Tens of thousands of Nigerians have been murdered in recent decades “simply because of their Christian faith,” said Carl Anderson, Supreme Knight of the Knights of Columbus, expressing support for the recent designation by the United States of Nigeria as a “country of particular concern.”
The designation by the U.S. State Department recognizes that Nigeria is engaging in or tolerating “systematic, ongoing, egregious violations of religious freedom.”
It’s the first time Nigeria has ever been included on the State Department list of countries of particular concern. The African nation joins other CPCs such as China, Russia, North Korea and Iran. The annual list is developed under the Religious Freedom Act of 1998.
The December 7 designation follows months of advocacy by the Knights of Columbus, which has long supported religious freedom worldwide.
“Nigeria’s Christians have suffered grievously at the hands of Boko Haram and other groups,” Anderson said. “Secretary of State Mike Pompeo deserves credit for shining a light on these atrocities, which verge on genocide. The Christians of Nigeria, both Catholic and Protestant, deserve attention, recognition and relief now. Nigeria’s Christians should be able to live in peace and practice their faith without fear.”
There have been widespread reports of suffering by Nigeria’s Christians at the hands of Boko Haram and Fulani herdsman. These groups routinely target Christian communities, murdering the elderly and adult men, committing atrocities against women, and kidnapping children.
The latest atrocities in Nigeria include the kidnapping on Tuesday of a Catholic priest on his way to his father’s funeral. Fr. Valentine Oluchukwu Ezeagu was on his way to his village, Igboukwu in the state of Anambra, when armed men came out of the bush, blocked the priest’s car and forced him to get into the back of the car before speeding away, according to Fides, the information service of the Pontifical Mission Societies.
In his annual report in August 2020, Anderson announced a new initiative focused on religious persecution in Nigeria to facilitate “greater attention by American diplomacy and humanitarian aid.”
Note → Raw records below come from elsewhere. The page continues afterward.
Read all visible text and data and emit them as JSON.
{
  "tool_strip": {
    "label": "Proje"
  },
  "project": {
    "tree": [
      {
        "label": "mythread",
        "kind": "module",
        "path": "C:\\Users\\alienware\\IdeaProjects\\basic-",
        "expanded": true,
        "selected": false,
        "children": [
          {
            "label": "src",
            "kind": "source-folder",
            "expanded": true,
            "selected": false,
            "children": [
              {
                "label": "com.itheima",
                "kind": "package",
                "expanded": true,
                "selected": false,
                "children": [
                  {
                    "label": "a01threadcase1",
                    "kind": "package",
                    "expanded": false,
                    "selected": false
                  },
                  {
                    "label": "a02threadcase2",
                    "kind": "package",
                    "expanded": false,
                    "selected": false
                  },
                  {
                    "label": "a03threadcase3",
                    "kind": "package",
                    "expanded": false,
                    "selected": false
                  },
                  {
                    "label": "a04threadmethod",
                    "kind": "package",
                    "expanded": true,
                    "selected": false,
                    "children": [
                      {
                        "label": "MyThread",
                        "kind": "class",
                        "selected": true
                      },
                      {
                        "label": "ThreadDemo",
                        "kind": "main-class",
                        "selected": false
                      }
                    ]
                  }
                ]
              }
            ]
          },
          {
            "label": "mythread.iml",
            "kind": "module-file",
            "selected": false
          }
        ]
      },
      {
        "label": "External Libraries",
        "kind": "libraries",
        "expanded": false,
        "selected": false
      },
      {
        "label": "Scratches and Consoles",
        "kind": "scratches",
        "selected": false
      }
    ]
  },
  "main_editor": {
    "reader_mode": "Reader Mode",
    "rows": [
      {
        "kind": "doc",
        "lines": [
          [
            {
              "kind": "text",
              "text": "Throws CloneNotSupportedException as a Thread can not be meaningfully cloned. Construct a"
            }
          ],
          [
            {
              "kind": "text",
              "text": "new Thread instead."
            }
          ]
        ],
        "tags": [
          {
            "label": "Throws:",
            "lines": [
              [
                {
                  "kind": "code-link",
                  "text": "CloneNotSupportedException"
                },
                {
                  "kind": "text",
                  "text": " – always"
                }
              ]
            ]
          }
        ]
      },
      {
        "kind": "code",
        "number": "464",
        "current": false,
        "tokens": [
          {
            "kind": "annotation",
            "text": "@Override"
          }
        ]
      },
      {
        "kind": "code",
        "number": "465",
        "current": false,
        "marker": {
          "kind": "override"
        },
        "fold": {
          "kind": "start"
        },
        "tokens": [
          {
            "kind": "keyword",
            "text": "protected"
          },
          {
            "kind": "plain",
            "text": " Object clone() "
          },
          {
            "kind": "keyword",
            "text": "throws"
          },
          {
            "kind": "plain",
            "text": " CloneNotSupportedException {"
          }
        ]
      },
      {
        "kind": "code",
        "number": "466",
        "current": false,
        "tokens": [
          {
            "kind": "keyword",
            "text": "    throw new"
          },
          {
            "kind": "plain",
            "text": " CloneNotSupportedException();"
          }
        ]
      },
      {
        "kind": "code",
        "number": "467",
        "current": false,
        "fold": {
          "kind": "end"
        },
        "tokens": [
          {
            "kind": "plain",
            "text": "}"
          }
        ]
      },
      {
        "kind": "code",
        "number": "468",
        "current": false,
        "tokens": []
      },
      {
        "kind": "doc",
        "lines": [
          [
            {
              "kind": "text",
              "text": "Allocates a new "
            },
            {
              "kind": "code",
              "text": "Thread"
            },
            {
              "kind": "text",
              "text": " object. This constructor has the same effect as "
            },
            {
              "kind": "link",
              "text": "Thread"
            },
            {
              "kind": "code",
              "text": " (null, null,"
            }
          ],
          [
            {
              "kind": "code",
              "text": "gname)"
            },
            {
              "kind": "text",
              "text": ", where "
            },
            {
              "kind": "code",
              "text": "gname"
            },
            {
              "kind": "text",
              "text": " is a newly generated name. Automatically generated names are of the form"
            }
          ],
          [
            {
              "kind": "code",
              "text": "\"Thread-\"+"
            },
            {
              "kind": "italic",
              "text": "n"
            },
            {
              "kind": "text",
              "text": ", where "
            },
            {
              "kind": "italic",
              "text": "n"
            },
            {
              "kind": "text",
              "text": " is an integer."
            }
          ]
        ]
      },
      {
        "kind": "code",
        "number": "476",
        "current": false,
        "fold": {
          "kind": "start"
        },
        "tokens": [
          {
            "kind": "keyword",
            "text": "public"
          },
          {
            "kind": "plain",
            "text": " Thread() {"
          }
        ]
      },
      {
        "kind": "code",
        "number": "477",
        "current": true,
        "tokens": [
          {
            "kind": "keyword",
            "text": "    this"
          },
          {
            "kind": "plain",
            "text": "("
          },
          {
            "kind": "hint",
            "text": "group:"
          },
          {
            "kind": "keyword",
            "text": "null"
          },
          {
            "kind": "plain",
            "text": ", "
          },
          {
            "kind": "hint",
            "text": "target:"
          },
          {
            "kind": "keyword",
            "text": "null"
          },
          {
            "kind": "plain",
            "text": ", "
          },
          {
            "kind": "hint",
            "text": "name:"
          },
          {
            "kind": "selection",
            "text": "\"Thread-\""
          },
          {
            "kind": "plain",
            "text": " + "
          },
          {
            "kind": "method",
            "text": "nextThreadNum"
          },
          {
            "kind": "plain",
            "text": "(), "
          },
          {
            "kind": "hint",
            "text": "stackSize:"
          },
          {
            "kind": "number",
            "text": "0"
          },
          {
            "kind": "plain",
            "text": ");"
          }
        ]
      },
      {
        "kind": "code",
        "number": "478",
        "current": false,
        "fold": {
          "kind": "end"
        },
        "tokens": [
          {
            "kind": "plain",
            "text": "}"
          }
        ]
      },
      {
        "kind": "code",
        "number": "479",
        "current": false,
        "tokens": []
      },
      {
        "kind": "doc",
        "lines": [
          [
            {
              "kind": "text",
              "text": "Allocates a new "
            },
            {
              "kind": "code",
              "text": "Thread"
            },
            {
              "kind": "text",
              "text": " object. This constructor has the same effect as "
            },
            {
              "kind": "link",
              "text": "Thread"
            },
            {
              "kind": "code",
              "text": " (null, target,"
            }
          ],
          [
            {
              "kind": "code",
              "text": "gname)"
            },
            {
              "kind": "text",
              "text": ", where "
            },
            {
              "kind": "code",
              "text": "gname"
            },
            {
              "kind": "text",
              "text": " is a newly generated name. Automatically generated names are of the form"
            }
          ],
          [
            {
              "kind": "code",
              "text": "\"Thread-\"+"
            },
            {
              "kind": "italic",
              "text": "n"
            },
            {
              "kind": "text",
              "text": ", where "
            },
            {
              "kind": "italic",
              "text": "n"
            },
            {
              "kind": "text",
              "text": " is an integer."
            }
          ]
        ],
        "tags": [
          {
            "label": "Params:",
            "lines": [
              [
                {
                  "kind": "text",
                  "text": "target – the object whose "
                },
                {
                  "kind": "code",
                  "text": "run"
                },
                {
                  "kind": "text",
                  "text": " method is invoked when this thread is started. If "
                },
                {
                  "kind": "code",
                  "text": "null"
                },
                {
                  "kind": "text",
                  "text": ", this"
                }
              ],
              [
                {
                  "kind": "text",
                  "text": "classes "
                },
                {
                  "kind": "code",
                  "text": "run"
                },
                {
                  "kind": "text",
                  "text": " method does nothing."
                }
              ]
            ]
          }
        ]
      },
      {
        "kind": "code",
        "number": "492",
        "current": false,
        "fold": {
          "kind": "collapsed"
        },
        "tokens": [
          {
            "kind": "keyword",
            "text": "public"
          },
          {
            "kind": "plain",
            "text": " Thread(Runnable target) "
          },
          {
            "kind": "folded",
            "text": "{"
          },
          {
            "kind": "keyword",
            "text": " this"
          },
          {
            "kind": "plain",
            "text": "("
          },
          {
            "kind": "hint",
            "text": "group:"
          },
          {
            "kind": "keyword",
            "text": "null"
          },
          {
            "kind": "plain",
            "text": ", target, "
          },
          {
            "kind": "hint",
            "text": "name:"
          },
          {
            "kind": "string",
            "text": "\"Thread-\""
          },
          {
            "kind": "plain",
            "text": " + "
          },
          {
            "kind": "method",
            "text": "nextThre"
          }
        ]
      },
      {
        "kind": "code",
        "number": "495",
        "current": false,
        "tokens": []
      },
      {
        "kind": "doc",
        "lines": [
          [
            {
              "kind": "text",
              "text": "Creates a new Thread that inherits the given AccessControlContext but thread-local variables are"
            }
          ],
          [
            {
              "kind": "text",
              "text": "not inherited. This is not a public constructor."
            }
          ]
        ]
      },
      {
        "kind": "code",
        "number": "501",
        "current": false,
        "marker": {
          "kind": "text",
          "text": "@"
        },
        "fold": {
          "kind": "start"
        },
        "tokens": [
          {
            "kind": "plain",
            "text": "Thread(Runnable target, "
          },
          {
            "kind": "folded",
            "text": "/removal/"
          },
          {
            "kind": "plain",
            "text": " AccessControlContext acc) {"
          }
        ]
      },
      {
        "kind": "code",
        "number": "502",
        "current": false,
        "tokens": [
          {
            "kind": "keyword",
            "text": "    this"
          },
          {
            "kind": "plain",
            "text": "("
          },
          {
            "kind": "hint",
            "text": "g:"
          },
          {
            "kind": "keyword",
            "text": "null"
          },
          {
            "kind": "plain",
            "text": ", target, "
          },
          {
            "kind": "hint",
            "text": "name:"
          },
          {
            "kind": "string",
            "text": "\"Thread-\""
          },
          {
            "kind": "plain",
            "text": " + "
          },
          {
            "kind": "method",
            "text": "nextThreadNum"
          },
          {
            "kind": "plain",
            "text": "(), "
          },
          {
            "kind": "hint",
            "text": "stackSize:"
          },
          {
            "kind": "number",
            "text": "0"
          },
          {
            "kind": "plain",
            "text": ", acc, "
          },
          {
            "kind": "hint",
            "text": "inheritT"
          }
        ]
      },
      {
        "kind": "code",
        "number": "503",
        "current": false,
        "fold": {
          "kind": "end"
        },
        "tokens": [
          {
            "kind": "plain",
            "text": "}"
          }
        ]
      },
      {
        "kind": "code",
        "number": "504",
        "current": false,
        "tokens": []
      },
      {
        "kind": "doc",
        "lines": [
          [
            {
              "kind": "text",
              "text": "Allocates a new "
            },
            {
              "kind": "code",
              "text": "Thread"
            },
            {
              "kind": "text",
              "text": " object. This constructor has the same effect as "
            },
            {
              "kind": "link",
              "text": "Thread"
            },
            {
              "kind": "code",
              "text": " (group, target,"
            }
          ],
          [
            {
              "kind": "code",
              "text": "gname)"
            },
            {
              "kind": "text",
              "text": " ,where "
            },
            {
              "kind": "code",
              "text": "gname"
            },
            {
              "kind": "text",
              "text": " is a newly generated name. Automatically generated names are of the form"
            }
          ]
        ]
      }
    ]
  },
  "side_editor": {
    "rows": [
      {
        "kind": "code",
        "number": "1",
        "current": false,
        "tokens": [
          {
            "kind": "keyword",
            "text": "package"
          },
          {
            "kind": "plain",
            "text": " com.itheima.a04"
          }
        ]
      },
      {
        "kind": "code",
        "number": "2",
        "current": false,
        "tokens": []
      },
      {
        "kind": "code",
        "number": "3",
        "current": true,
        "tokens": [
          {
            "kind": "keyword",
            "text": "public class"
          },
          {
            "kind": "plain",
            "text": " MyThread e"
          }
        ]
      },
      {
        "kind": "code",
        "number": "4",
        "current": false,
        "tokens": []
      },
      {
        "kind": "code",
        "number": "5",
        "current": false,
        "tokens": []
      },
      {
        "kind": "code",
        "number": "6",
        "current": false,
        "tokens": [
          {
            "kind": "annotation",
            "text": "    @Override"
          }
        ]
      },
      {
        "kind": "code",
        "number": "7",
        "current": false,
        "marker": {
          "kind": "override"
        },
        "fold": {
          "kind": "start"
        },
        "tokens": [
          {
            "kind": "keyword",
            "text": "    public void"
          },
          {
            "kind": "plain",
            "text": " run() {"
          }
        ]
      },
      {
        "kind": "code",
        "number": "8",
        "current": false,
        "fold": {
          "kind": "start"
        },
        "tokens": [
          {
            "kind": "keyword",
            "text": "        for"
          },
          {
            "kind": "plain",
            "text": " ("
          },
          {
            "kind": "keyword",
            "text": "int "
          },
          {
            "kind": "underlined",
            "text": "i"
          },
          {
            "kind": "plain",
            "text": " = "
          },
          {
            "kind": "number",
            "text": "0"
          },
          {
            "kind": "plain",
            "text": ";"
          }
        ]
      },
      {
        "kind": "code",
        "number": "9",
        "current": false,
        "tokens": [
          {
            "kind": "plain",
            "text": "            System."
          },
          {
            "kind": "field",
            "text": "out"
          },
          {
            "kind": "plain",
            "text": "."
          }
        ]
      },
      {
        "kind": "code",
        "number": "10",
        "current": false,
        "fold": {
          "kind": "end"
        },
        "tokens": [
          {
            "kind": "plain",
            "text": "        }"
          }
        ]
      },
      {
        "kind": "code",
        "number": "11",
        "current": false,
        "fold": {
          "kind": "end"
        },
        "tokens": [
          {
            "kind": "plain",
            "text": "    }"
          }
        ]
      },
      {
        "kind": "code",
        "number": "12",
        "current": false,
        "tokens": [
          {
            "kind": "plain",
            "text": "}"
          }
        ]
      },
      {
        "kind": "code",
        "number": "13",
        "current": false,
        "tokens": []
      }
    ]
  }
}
Among the civil society groups providing direct input to State Department decision makers during the deliberation process for the CPC designation was the Institute for Ancient and Threatened Christianity (IATC), which was founded in early 2020 under a generous grant from the Knights of Columbus Charities. Included in the substantial body of evidence collected by IATC over the past year are several hundred video statements from the victims themselves. These statements were gathered from the full range of Christians of Northern Nigeria, both Protestant and Catholic. These statements have now created a substantive body of direct evidence regarding the atrocities committed against them and their faith.